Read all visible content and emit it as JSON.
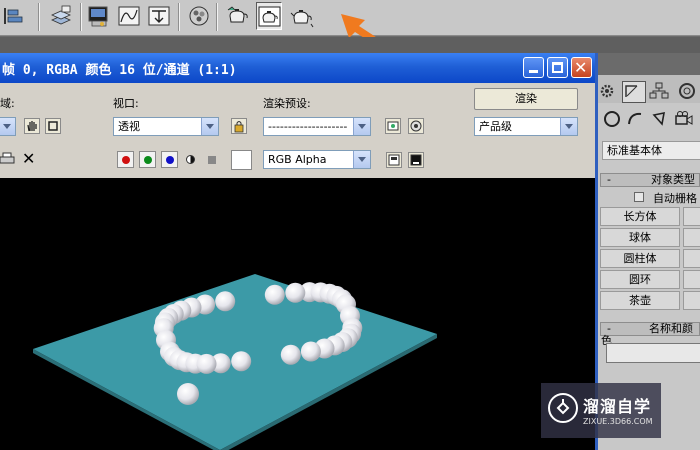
{
  "window": {
    "title": "帧 0, RGBA 颜色 16 位/通道 (1:1)"
  },
  "controls": {
    "area_label": "域:",
    "viewport_label": "视口:",
    "viewport_value": "透视",
    "preset_label": "渲染预设:",
    "preset_value": "--------------------",
    "render_button": "渲染",
    "quality_value": "产品级",
    "channel_value": "RGB Alpha"
  },
  "panel": {
    "category_value": "标准基本体",
    "object_type_label": "对象类型",
    "autogrid_label": "自动栅格",
    "buttons": [
      "长方体",
      "球体",
      "圆柱体",
      "圆环",
      "茶壶"
    ],
    "name_color_label": "名称和颜色"
  },
  "watermark": {
    "name": "溜溜自学",
    "url": "ZIXUE.3D66.COM"
  },
  "colors": {
    "titlebar": "#0c47c8",
    "plane": "#3c9aa7",
    "pearl": "#e8e8ee",
    "arrow": "#f07a1f"
  }
}
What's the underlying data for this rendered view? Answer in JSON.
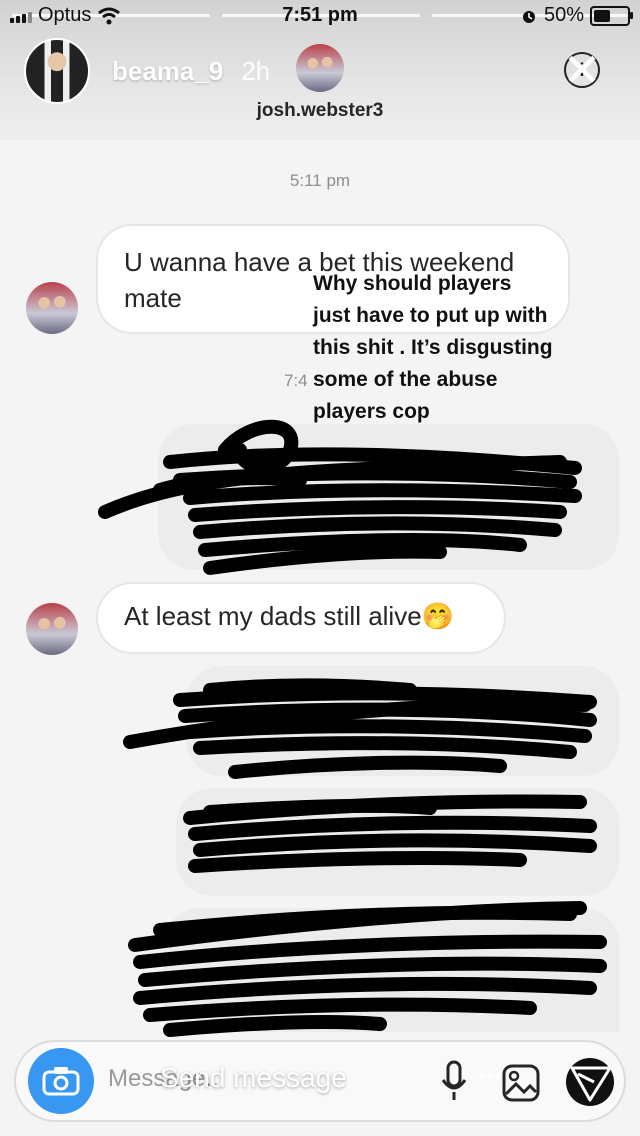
{
  "status_bar": {
    "carrier": "Optus",
    "time": "7:51 pm",
    "battery": "50%",
    "battery_level": 0.5
  },
  "story": {
    "username": "beama_9",
    "age": "2h",
    "caption_lines": [
      "Why should players",
      "just have to put up with",
      "this shit . It’s disgusting",
      "some of the abuse",
      "players cop"
    ],
    "reply_placeholder": "Send message"
  },
  "dm": {
    "contact_name": "josh.webster3",
    "messages": [
      {
        "type": "timestamp",
        "text": "5:11 pm"
      },
      {
        "type": "incoming",
        "text": "U wanna have a bet this weekend mate"
      },
      {
        "type": "timestamp",
        "text": "7:4"
      },
      {
        "type": "outgoing-redacted"
      },
      {
        "type": "incoming",
        "text": "At least my dads still alive",
        "emoji": "🤭"
      },
      {
        "type": "outgoing-redacted"
      },
      {
        "type": "outgoing-redacted"
      },
      {
        "type": "outgoing-redacted"
      }
    ],
    "composer": {
      "placeholder": "Message..."
    }
  },
  "icons": {
    "camera": "camera-icon",
    "mic": "mic-icon",
    "gallery": "gallery-icon",
    "send": "direct-send-icon",
    "close": "close-icon",
    "info": "info-icon"
  },
  "colors": {
    "camera_button": "#3897f0",
    "incoming_bubble": "#ffffff",
    "outgoing_bubble": "#ececec",
    "scribble": "#000000"
  }
}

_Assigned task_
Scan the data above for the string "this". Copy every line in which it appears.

_Completed task_
What's the underlying data for this rendered view? Answer in JSON.
      "this shit . It’s disgusting",
        "text": "U wanna have a bet this weekend mate"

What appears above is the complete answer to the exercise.